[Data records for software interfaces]

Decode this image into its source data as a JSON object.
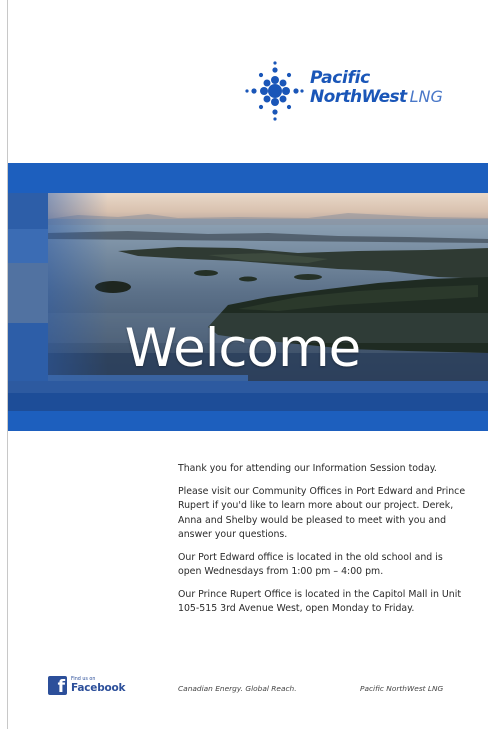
{
  "logo": {
    "line1": "Pacific",
    "line2": "NorthWest",
    "suffix": "LNG"
  },
  "banner": {
    "heading": "Welcome"
  },
  "body": {
    "paragraphs": [
      "Thank you for attending our Information Session today.",
      "Please visit our Community Offices in Port Edward and Prince Rupert if you'd like to learn more about our project. Derek, Anna and Shelby would be pleased to meet with you and answer your questions.",
      "Our Port Edward office is located in the old school and is open Wednesdays from 1:00 pm – 4:00 pm.",
      "Our Prince Rupert Office is located in the Capitol Mall in Unit 105-515 3rd Avenue West, open Monday to Friday."
    ]
  },
  "footer": {
    "facebook_small": "Find us on",
    "facebook_large": "Facebook",
    "tagline": "Canadian Energy. Global Reach.",
    "brand": "Pacific NorthWest LNG"
  },
  "colors": {
    "brand_blue": "#1d5fbe",
    "logo_blue": "#1a56b8",
    "facebook_blue": "#2c4f9a"
  },
  "icons": {
    "logo_mark": "dot-cluster-icon",
    "facebook": "facebook-icon"
  }
}
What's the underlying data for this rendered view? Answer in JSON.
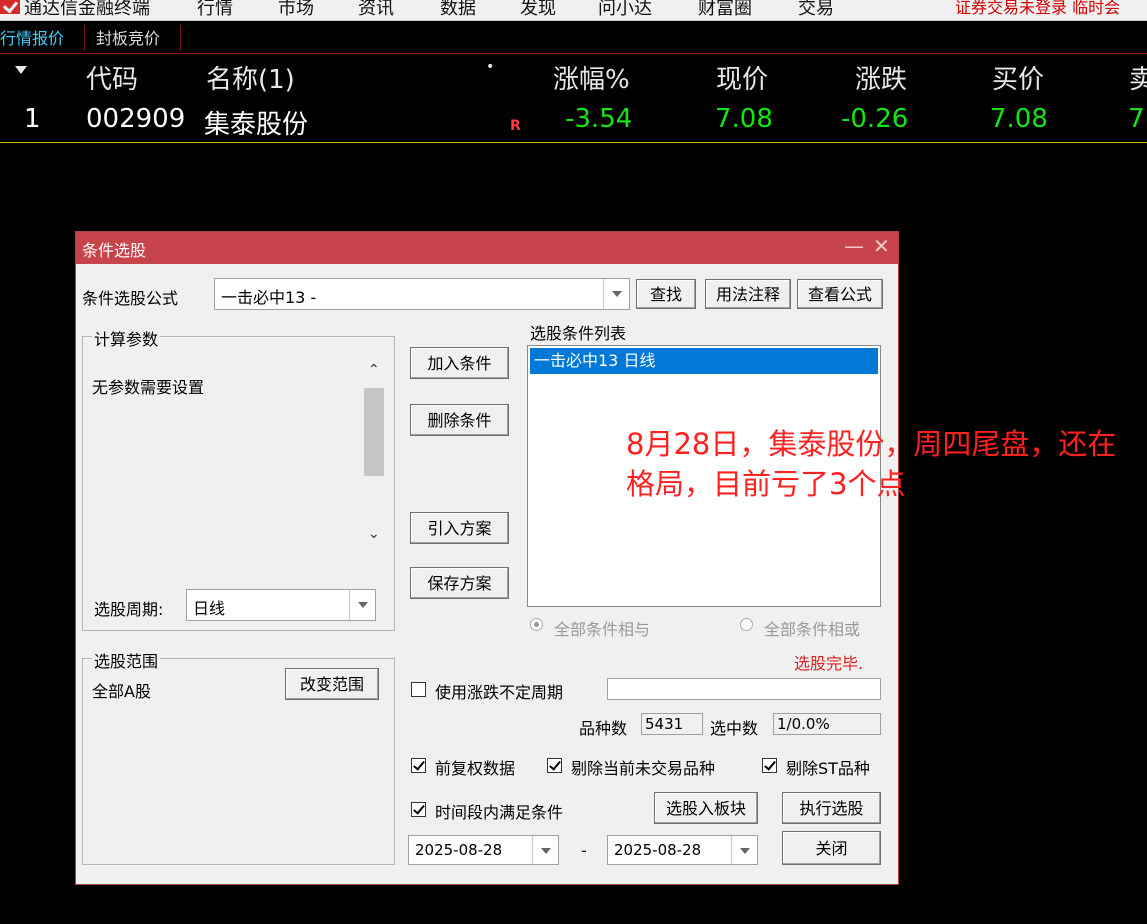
{
  "menubar": {
    "app_title": "通达信金融终端",
    "items": [
      "行情",
      "市场",
      "资讯",
      "数据",
      "发现",
      "问小达",
      "财富圈",
      "交易"
    ],
    "warning": "证券交易未登录  临时会"
  },
  "tabs": [
    "行情报价",
    "封板竞价"
  ],
  "quote_table": {
    "headers": [
      "代码",
      "名称(1)",
      "•",
      "涨幅%",
      "现价",
      "涨跌",
      "买价",
      "卖"
    ],
    "rows": [
      {
        "index": "1",
        "code": "002909",
        "name": "集泰股份",
        "mark": "R",
        "change_pct": "-3.54",
        "price": "7.08",
        "change": "-0.26",
        "bid": "7.08",
        "ask": "7."
      }
    ]
  },
  "dialog": {
    "title": "条件选股",
    "formula_label": "条件选股公式",
    "formula_value": "一击必中13  -",
    "btn_find": "查找",
    "btn_usage": "用法注释",
    "btn_view": "查看公式",
    "params_group": "计算参数",
    "params_text": "无参数需要设置",
    "period_label": "选股周期:",
    "period_value": "日线",
    "scope_group": "选股范围",
    "scope_value": "全部A股",
    "btn_change_scope": "改变范围",
    "btn_add": "加入条件",
    "btn_delete": "删除条件",
    "btn_import": "引入方案",
    "btn_save": "保存方案",
    "condition_list_label": "选股条件列表",
    "conditions": [
      "一击必中13  日线"
    ],
    "radio_and": "全部条件相与",
    "radio_or": "全部条件相或",
    "status": "选股完毕.",
    "use_indefinite_label": "使用涨跌不定周期",
    "count_label": "品种数",
    "count_value": "5431",
    "selected_label": "选中数",
    "selected_value": "1/0.0%",
    "cb_restore": "前复权数据",
    "cb_exclude_untraded": "剔除当前未交易品种",
    "cb_exclude_st": "剔除ST品种",
    "cb_time_range": "时间段内满足条件",
    "btn_to_block": "选股入板块",
    "btn_execute": "执行选股",
    "date_from": "2025-08-28",
    "date_dash": "-",
    "date_to": "2025-08-28",
    "btn_close": "关闭"
  },
  "annotation": "8月28日，集泰股份，周四尾盘，还在格局，目前亏了3个点",
  "colors": {
    "accent_red": "#c7444a",
    "down_green": "#12e612",
    "note_red": "#ff2020",
    "select_blue": "#0078d7"
  }
}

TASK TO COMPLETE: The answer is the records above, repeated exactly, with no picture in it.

RESPONSE FOR THIS EXERCISE:
Decode this image into its source data as a JSON object.
{
  "logo": {
    "line1": "Pacific",
    "line2": "NorthWest",
    "suffix": "LNG"
  },
  "banner": {
    "heading": "Welcome"
  },
  "body": {
    "paragraphs": [
      "Thank you for attending our Information Session today.",
      "Please visit our Community Offices in Port Edward and Prince Rupert if you'd like to learn more about our project. Derek, Anna and Shelby would be pleased to meet with you and answer your questions.",
      "Our Port Edward office is located in the old school and is open Wednesdays from 1:00 pm – 4:00 pm.",
      "Our Prince Rupert Office is located in the Capitol Mall in Unit 105-515 3rd Avenue West, open Monday to Friday."
    ]
  },
  "footer": {
    "facebook_small": "Find us on",
    "facebook_large": "Facebook",
    "tagline": "Canadian Energy. Global Reach.",
    "brand": "Pacific NorthWest LNG"
  },
  "colors": {
    "brand_blue": "#1d5fbe",
    "logo_blue": "#1a56b8",
    "facebook_blue": "#2c4f9a"
  },
  "icons": {
    "logo_mark": "dot-cluster-icon",
    "facebook": "facebook-icon"
  }
}
What's the underlying data for this rendered view? Answer in JSON.
{
  "menubar": {
    "app_title": "通达信金融终端",
    "items": [
      "行情",
      "市场",
      "资讯",
      "数据",
      "发现",
      "问小达",
      "财富圈",
      "交易"
    ],
    "warning": "证券交易未登录  临时会"
  },
  "tabs": [
    "行情报价",
    "封板竞价"
  ],
  "quote_table": {
    "headers": [
      "代码",
      "名称(1)",
      "•",
      "涨幅%",
      "现价",
      "涨跌",
      "买价",
      "卖"
    ],
    "rows": [
      {
        "index": "1",
        "code": "002909",
        "name": "集泰股份",
        "mark": "R",
        "change_pct": "-3.54",
        "price": "7.08",
        "change": "-0.26",
        "bid": "7.08",
        "ask": "7."
      }
    ]
  },
  "dialog": {
    "title": "条件选股",
    "formula_label": "条件选股公式",
    "formula_value": "一击必中13  -",
    "btn_find": "查找",
    "btn_usage": "用法注释",
    "btn_view": "查看公式",
    "params_group": "计算参数",
    "params_text": "无参数需要设置",
    "period_label": "选股周期:",
    "period_value": "日线",
    "scope_group": "选股范围",
    "scope_value": "全部A股",
    "btn_change_scope": "改变范围",
    "btn_add": "加入条件",
    "btn_delete": "删除条件",
    "btn_import": "引入方案",
    "btn_save": "保存方案",
    "condition_list_label": "选股条件列表",
    "conditions": [
      "一击必中13  日线"
    ],
    "radio_and": "全部条件相与",
    "radio_or": "全部条件相或",
    "status": "选股完毕.",
    "use_indefinite_label": "使用涨跌不定周期",
    "count_label": "品种数",
    "count_value": "5431",
    "selected_label": "选中数",
    "selected_value": "1/0.0%",
    "cb_restore": "前复权数据",
    "cb_exclude_untraded": "剔除当前未交易品种",
    "cb_exclude_st": "剔除ST品种",
    "cb_time_range": "时间段内满足条件",
    "btn_to_block": "选股入板块",
    "btn_execute": "执行选股",
    "date_from": "2025-08-28",
    "date_dash": "-",
    "date_to": "2025-08-28",
    "btn_close": "关闭"
  },
  "annotation": "8月28日，集泰股份，周四尾盘，还在格局，目前亏了3个点",
  "colors": {
    "accent_red": "#c7444a",
    "down_green": "#12e612",
    "note_red": "#ff2020",
    "select_blue": "#0078d7"
  }
}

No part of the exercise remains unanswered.